Moreover, there are other texts of his. Not all set in the sermon mode. As a man who appreciates the communicative value of dialogue, he excels in the giving, the taking and the sharing of conversation with those that appear to stand on an intellectually distant, indeed unreachable, shore. In which case you could begin (or continue), for example, with Umberto Eco, Carlo Maria Martini, Belief or non-belief? A Confrontation (latest edition 2006).
The issue of hope recurs in the conversation between the cardinal and the philosopher. Once you have read it, and you will read it all the way to the end – as one does with a crackling ħobża biż-żejt – once you start, you have the distinct impression that as long as there are individuals like Cardinal Martini and Professor Eco, there will be hope. In this regard, what they have in common is the courage (founded on solid intellectual foundations) to question the wisdom of abdicating one’s responsibility to those in power.

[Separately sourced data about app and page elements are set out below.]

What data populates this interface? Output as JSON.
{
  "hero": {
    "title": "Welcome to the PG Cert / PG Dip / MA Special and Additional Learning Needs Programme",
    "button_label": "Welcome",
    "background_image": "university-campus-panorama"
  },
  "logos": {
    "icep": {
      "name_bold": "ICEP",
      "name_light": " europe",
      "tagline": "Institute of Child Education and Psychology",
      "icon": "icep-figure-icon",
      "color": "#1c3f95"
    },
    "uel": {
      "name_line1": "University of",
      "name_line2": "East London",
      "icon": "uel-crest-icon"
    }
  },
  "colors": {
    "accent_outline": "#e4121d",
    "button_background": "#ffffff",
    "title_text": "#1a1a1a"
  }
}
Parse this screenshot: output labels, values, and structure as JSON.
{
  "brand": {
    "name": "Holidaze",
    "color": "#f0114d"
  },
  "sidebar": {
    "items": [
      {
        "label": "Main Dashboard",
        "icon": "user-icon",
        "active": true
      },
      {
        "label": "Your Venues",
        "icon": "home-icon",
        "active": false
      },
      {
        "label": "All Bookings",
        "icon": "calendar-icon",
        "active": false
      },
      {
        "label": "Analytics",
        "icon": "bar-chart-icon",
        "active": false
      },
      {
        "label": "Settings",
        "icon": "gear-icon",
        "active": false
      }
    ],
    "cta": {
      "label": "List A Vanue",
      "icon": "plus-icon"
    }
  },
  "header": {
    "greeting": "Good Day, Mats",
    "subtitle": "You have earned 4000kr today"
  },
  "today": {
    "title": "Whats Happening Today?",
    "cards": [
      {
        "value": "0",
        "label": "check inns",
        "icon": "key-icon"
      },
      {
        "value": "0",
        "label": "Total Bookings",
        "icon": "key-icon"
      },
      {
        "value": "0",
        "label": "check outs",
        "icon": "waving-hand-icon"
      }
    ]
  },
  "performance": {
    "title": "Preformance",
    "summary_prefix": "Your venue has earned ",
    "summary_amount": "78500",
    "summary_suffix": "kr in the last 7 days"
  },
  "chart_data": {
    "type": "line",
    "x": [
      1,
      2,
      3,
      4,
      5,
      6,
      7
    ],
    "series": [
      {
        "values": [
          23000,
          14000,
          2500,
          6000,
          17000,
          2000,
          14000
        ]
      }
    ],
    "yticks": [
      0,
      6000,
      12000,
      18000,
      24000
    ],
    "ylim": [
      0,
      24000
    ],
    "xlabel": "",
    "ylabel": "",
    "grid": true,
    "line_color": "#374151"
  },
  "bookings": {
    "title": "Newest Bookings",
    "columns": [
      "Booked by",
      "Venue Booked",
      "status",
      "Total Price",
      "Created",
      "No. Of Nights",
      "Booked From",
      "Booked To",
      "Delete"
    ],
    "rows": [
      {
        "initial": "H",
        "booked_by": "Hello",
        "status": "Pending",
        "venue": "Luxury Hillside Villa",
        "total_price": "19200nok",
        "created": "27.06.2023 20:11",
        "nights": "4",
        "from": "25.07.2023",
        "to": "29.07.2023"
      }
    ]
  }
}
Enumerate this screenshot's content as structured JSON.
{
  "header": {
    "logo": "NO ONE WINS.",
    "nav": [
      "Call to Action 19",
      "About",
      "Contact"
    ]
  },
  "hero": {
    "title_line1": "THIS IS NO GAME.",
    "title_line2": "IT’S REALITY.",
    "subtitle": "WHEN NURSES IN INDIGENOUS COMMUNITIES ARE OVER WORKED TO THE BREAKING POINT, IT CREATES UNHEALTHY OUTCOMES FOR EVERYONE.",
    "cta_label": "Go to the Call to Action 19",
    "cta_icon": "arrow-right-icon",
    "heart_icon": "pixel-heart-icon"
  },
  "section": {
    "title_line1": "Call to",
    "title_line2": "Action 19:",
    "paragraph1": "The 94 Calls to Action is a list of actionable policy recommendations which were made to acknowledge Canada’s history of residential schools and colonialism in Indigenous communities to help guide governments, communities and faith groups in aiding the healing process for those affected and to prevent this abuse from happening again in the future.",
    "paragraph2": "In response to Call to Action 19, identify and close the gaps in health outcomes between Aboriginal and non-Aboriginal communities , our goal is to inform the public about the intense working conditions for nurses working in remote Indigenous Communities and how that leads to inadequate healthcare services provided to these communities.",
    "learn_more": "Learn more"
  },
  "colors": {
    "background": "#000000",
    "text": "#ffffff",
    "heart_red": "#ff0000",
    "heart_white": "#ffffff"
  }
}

You may recall that Cardinal Martini, about two years ago, had irritated the Vatican with his remark that the “Church does not give orders” and that it “is necessary to listen to others”. This brings us back to the core message of the booklet ably translated by Dun Anġ. That political responsibility is not the sole prerogative (or the sole burden, if you wish) of those whose job it is to “do politics”. Even less, of those who have the power to give orders and who, all too often, do not bother to listen. Perhaps because they have forgotten how to.
• Peppinu Cassar, in his introduction to the Maltese translation (Vjaġġ fid-Dizzjunarju ta’ l-Etika, Edizzjoni Klabb Qari Nisrani, 1995), calls for the “courage to ask and enquire”. If I have not merely imagined what I referred to above as the current “sense of pointlessness and exhaustion”, as the “creeping despair” that this country will ever emancipate itself from this sorry state (and I am not maliciously attempting to demoralise you), then perhaps the way out of the quick-sand is to have the courage to question those that do not listen.
This article appeared in Dr Vella’s column in The Times of Malta on August 31, 2009. You may access the original at http://www.timesofmalta.com/articles/view/20090831/opinion/you-chew-your-bread